Prompt> Write out every entry word for word.
=== Begin Enclosure ===
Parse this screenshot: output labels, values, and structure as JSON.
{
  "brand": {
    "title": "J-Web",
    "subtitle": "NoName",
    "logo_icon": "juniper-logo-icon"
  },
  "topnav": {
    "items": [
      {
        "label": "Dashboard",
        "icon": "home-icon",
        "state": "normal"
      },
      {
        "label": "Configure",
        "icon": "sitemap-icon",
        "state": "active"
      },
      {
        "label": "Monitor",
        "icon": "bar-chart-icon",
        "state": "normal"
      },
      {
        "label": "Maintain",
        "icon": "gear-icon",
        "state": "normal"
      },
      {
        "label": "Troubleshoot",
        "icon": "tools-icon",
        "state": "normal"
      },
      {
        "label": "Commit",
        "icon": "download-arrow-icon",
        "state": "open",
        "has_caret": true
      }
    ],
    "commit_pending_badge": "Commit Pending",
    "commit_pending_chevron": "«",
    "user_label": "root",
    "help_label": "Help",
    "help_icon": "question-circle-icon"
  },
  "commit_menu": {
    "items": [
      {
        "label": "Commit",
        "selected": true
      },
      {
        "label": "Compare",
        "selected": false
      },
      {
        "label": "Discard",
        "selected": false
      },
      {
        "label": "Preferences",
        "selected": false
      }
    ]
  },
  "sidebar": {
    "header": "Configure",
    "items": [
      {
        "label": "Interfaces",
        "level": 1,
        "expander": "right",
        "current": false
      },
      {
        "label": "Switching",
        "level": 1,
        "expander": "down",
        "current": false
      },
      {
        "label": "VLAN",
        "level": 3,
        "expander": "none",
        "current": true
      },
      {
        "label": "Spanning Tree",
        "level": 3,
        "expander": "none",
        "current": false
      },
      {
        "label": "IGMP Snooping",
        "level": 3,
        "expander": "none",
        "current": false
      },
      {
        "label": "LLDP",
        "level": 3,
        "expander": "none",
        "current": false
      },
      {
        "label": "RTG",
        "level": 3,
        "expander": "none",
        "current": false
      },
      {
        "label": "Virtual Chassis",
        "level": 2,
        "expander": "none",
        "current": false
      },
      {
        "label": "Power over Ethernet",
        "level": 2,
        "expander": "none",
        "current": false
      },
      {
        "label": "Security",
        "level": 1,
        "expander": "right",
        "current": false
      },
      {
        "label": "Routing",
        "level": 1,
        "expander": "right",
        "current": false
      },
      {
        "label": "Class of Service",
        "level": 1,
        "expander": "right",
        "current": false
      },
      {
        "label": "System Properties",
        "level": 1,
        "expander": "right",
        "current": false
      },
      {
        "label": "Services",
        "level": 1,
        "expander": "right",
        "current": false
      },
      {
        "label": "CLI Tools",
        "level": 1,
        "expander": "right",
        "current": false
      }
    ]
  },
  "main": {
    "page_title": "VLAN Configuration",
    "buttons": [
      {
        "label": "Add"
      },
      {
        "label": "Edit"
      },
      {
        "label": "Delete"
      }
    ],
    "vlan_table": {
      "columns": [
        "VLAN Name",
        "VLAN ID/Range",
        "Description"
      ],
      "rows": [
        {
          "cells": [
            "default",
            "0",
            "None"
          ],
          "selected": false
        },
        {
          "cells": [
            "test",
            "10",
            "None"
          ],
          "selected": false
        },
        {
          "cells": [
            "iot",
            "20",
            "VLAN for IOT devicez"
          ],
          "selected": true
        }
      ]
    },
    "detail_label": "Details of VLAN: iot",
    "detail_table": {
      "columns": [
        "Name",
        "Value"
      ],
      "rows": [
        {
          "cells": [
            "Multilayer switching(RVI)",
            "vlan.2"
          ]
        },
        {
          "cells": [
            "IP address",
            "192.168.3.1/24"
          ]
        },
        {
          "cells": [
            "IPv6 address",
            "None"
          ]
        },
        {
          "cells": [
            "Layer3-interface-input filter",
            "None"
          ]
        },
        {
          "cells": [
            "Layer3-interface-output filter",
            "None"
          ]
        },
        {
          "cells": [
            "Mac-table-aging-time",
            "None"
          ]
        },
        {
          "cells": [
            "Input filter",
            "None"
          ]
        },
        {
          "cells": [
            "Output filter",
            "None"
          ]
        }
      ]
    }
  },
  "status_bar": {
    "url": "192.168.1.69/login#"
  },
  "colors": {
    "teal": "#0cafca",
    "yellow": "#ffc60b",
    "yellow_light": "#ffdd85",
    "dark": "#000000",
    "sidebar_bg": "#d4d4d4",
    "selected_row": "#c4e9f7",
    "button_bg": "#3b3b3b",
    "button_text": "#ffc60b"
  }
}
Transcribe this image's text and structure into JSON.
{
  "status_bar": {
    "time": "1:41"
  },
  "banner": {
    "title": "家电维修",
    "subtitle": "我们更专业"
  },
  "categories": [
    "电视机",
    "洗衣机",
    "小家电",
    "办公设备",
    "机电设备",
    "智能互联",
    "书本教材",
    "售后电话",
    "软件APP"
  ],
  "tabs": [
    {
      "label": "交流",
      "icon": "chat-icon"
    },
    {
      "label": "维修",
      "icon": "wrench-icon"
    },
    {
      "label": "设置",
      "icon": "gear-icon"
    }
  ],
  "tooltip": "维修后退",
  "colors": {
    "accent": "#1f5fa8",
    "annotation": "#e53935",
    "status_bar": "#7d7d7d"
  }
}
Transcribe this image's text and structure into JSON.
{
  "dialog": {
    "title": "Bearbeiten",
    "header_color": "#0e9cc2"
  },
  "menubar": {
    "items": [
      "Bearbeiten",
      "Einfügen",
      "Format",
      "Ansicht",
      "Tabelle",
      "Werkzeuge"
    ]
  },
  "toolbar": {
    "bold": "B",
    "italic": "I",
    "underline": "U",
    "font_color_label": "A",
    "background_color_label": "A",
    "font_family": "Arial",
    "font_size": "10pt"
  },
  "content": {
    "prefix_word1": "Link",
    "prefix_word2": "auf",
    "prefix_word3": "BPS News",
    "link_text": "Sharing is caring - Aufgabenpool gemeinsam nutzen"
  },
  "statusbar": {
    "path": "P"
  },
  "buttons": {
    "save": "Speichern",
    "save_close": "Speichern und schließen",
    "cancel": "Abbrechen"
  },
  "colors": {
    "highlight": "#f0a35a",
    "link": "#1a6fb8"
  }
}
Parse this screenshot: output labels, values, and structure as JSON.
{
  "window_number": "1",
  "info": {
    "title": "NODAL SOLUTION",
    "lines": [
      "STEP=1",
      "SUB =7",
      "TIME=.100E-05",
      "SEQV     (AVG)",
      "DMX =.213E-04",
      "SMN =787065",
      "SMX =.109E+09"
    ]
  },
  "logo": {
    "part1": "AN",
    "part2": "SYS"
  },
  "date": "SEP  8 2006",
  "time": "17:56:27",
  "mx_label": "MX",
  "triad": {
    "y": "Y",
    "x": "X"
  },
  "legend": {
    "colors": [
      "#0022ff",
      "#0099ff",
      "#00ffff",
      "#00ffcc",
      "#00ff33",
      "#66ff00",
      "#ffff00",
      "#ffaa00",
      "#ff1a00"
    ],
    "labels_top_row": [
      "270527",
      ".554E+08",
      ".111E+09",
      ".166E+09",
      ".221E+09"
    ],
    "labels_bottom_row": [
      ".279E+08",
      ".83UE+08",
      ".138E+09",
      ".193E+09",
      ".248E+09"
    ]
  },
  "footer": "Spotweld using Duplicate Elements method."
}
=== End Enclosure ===
Exercise output>
Parse this screenshot: output labels, values, and structure as JSON.
{
  "brand": {
    "title": "J-Web",
    "subtitle": "NoName",
    "logo_icon": "juniper-logo-icon"
  },
  "topnav": {
    "items": [
      {
        "label": "Dashboard",
        "icon": "home-icon",
        "state": "normal"
      },
      {
        "label": "Configure",
        "icon": "sitemap-icon",
        "state": "active"
      },
      {
        "label": "Monitor",
        "icon": "bar-chart-icon",
        "state": "normal"
      },
      {
        "label": "Maintain",
        "icon": "gear-icon",
        "state": "normal"
      },
      {
        "label": "Troubleshoot",
        "icon": "tools-icon",
        "state": "normal"
      },
      {
        "label": "Commit",
        "icon": "download-arrow-icon",
        "state": "open",
        "has_caret": true
      }
    ],
    "commit_pending_badge": "Commit Pending",
    "commit_pending_chevron": "«",
    "user_label": "root",
    "help_label": "Help",
    "help_icon": "question-circle-icon"
  },
  "commit_menu": {
    "items": [
      {
        "label": "Commit",
        "selected": true
      },
      {
        "label": "Compare",
        "selected": false
      },
      {
        "label": "Discard",
        "selected": false
      },
      {
        "label": "Preferences",
        "selected": false
      }
    ]
  },
  "sidebar": {
    "header": "Configure",
    "items": [
      {
        "label": "Interfaces",
        "level": 1,
        "expander": "right",
        "current": false
      },
      {
        "label": "Switching",
        "level": 1,
        "expander": "down",
        "current": false
      },
      {
        "label": "VLAN",
        "level": 3,
        "expander": "none",
        "current": true
      },
      {
        "label": "Spanning Tree",
        "level": 3,
        "expander": "none",
        "current": false
      },
      {
        "label": "IGMP Snooping",
        "level": 3,
        "expander": "none",
        "current": false
      },
      {
        "label": "LLDP",
        "level": 3,
        "expander": "none",
        "current": false
      },
      {
        "label": "RTG",
        "level": 3,
        "expander": "none",
        "current": false
      },
      {
        "label": "Virtual Chassis",
        "level": 2,
        "expander": "none",
        "current": false
      },
      {
        "label": "Power over Ethernet",
        "level": 2,
        "expander": "none",
        "current": false
      },
      {
        "label": "Security",
        "level": 1,
        "expander": "right",
        "current": false
      },
      {
        "label": "Routing",
        "level": 1,
        "expander": "right",
        "current": false
      },
      {
        "label": "Class of Service",
        "level": 1,
        "expander": "right",
        "current": false
      },
      {
        "label": "System Properties",
        "level": 1,
        "expander": "right",
        "current": false
      },
      {
        "label": "Services",
        "level": 1,
        "expander": "right",
        "current": false
      },
      {
        "label": "CLI Tools",
        "level": 1,
        "expander": "right",
        "current": false
      }
    ]
  },
  "main": {
    "page_title": "VLAN Configuration",
    "buttons": [
      {
        "label": "Add"
      },
      {
        "label": "Edit"
      },
      {
        "label": "Delete"
      }
    ],
    "vlan_table": {
      "columns": [
        "VLAN Name",
        "VLAN ID/Range",
        "Description"
      ],
      "rows": [
        {
          "cells": [
            "default",
            "0",
            "None"
          ],
          "selected": false
        },
        {
          "cells": [
            "test",
            "10",
            "None"
          ],
          "selected": false
        },
        {
          "cells": [
            "iot",
            "20",
            "VLAN for IOT devicez"
          ],
          "selected": true
        }
      ]
    },
    "detail_label": "Details of VLAN: iot",
    "detail_table": {
      "columns": [
        "Name",
        "Value"
      ],
      "rows": [
        {
          "cells": [
            "Multilayer switching(RVI)",
            "vlan.2"
          ]
        },
        {
          "cells": [
            "IP address",
            "192.168.3.1/24"
          ]
        },
        {
          "cells": [
            "IPv6 address",
            "None"
          ]
        },
        {
          "cells": [
            "Layer3-interface-input filter",
            "None"
          ]
        },
        {
          "cells": [
            "Layer3-interface-output filter",
            "None"
          ]
        },
        {
          "cells": [
            "Mac-table-aging-time",
            "None"
          ]
        },
        {
          "cells": [
            "Input filter",
            "None"
          ]
        },
        {
          "cells": [
            "Output filter",
            "None"
          ]
        }
      ]
    }
  },
  "status_bar": {
    "url": "192.168.1.69/login#"
  },
  "colors": {
    "teal": "#0cafca",
    "yellow": "#ffc60b",
    "yellow_light": "#ffdd85",
    "dark": "#000000",
    "sidebar_bg": "#d4d4d4",
    "selected_row": "#c4e9f7",
    "button_bg": "#3b3b3b",
    "button_text": "#ffc60b"
  }
}
Transcribe this image's text and structure into JSON.
{
  "status_bar": {
    "time": "1:41"
  },
  "banner": {
    "title": "家电维修",
    "subtitle": "我们更专业"
  },
  "categories": [
    "电视机",
    "洗衣机",
    "小家电",
    "办公设备",
    "机电设备",
    "智能互联",
    "书本教材",
    "售后电话",
    "软件APP"
  ],
  "tabs": [
    {
      "label": "交流",
      "icon": "chat-icon"
    },
    {
      "label": "维修",
      "icon": "wrench-icon"
    },
    {
      "label": "设置",
      "icon": "gear-icon"
    }
  ],
  "tooltip": "维修后退",
  "colors": {
    "accent": "#1f5fa8",
    "annotation": "#e53935",
    "status_bar": "#7d7d7d"
  }
}
Transcribe this image's text and structure into JSON.
{
  "dialog": {
    "title": "Bearbeiten",
    "header_color": "#0e9cc2"
  },
  "menubar": {
    "items": [
      "Bearbeiten",
      "Einfügen",
      "Format",
      "Ansicht",
      "Tabelle",
      "Werkzeuge"
    ]
  },
  "toolbar": {
    "bold": "B",
    "italic": "I",
    "underline": "U",
    "font_color_label": "A",
    "background_color_label": "A",
    "font_family": "Arial",
    "font_size": "10pt"
  },
  "content": {
    "prefix_word1": "Link",
    "prefix_word2": "auf",
    "prefix_word3": "BPS News",
    "link_text": "Sharing is caring - Aufgabenpool gemeinsam nutzen"
  },
  "statusbar": {
    "path": "P"
  },
  "buttons": {
    "save": "Speichern",
    "save_close": "Speichern und schließen",
    "cancel": "Abbrechen"
  },
  "colors": {
    "highlight": "#f0a35a",
    "link": "#1a6fb8"
  }
}
Parse this screenshot: output labels, values, and structure as JSON.
{
  "window_number": "1",
  "info": {
    "title": "NODAL SOLUTION",
    "lines": [
      "STEP=1",
      "SUB =7",
      "TIME=.100E-05",
      "SEQV     (AVG)",
      "DMX =.213E-04",
      "SMN =787065",
      "SMX =.109E+09"
    ]
  },
  "logo": {
    "part1": "AN",
    "part2": "SYS"
  },
  "date": "SEP  8 2006",
  "time": "17:56:27",
  "mx_label": "MX",
  "triad": {
    "y": "Y",
    "x": "X"
  },
  "legend": {
    "colors": [
      "#0022ff",
      "#0099ff",
      "#00ffff",
      "#00ffcc",
      "#00ff33",
      "#66ff00",
      "#ffff00",
      "#ffaa00",
      "#ff1a00"
    ],
    "labels_top_row": [
      "270527",
      ".554E+08",
      ".111E+09",
      ".166E+09",
      ".221E+09"
    ],
    "labels_bottom_row": [
      ".279E+08",
      ".83UE+08",
      ".138E+09",
      ".193E+09",
      ".248E+09"
    ]
  },
  "footer": "Spotweld using Duplicate Elements method."
}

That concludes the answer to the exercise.